Post-COVID mentality has changed how we think about and handle sickness

Enya Eettickal, Staff Writer

It’s almost the end of 2022, and as much as I’d like to pretend that the horrors of the COVID era are over, I’m periodically presented with rude awakenings, and this last week reminded me of that era as I came down with the flu. Although it was the flu and not COVID-19, how my situation was handled was significantly different from how I dealt with the flu my freshman year. 

For one, I reacted differently when I was told I had to be in quarantine. Though the idea of going into quarantine wasn’t as daunting as it’d been in the past, I was thrown by the idea of having to go into quarantine for the flu, not because it doesn’t make sense—I rather think it makes quite a bit of sense given the nature of the sickness—, but because I wasn’t expecting it. 

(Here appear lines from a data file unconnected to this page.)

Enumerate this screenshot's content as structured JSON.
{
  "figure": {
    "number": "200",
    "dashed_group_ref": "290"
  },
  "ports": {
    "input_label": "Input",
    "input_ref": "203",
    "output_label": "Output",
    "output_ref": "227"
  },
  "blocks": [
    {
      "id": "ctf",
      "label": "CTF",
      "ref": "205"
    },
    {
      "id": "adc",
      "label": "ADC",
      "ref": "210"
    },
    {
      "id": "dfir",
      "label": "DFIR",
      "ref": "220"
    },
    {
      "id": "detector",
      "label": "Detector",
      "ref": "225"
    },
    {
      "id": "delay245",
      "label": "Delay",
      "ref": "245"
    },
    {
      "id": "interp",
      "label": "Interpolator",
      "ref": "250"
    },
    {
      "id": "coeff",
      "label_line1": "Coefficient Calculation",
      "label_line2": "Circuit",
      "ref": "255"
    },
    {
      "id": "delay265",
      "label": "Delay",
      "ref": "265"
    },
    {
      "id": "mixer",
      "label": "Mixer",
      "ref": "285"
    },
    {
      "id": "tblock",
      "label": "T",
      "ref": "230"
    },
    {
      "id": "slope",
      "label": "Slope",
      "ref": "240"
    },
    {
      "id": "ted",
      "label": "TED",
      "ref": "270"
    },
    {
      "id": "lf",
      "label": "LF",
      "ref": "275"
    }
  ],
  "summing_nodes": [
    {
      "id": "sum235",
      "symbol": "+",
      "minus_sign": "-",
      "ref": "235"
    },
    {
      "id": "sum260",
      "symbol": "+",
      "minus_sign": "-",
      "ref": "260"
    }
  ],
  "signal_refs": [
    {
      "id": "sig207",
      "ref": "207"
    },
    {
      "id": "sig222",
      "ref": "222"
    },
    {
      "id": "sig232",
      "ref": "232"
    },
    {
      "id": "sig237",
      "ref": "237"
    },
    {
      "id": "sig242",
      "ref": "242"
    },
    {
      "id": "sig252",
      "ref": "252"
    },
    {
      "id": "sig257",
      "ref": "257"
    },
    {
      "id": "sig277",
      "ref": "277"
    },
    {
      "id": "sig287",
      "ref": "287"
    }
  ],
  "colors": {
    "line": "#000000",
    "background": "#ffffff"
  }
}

The way the university handles illness on campus has obviously shifted after the COVID outbreak. But the way the Case Western Reserve University community itself deals with illness is not necessarily consistent, and that may have consequences of its own—especially if another outbreak were to occur. 

The first issue is that we underestimate illness. Quarantine effectively minimizes how much we get sick, which is great, but at the same time it also puts distance between us and the way we remember being sick. When I was told I had the flu, my first reaction was, “at least it’s not COVID.” Still, what I wasn’t prepared for was the flu being way worse than my experience with COVID. I forgot how much pain and constant fatigue paired with other symptoms when it came to the flu, and I was completely out of commission for a few days. So after finally healing, I reflected on how exactly I might have gotten sick. 

That’s when I realized that I, like many others, had gotten relaxed about protocols to prevent illness. Masking is infrequent and parties and gatherings are back at full pace. Furthermore, social distancing and updates on the spread of illnesses aren’t at the forefront of conversations anymore. 

In one way, that’s all great because it shows that we overcame what was generally a horrible and insufferable time period for the majority of the population. But simultaneously, swinging back to “it never happened” is a risky mentality. Rather than staying in a position where we are ready for a potential surge again, we risk scrambling and panicking if we have to adjust to a sudden increase in illness.

The university has done a pretty solid job finding new ways to adapt in post-COVID circumstances. Professors are more understanding of illness, and I’ve seen an increased use of online media to make learning accessible to those who are ill. But in general, some more awareness wouldn’t hurt around campus. If you haven’t gotten your vaccines yet, I recommend going to get them. Be wary of sickness spreading around now, especially with finals on the horizon. And if you do get sick, give yourself the time and opportunity to heal. While it might be scary to miss out on work or social events—especially after having to take a break from them for over a year—your body will thank you for giving it the rest it needs.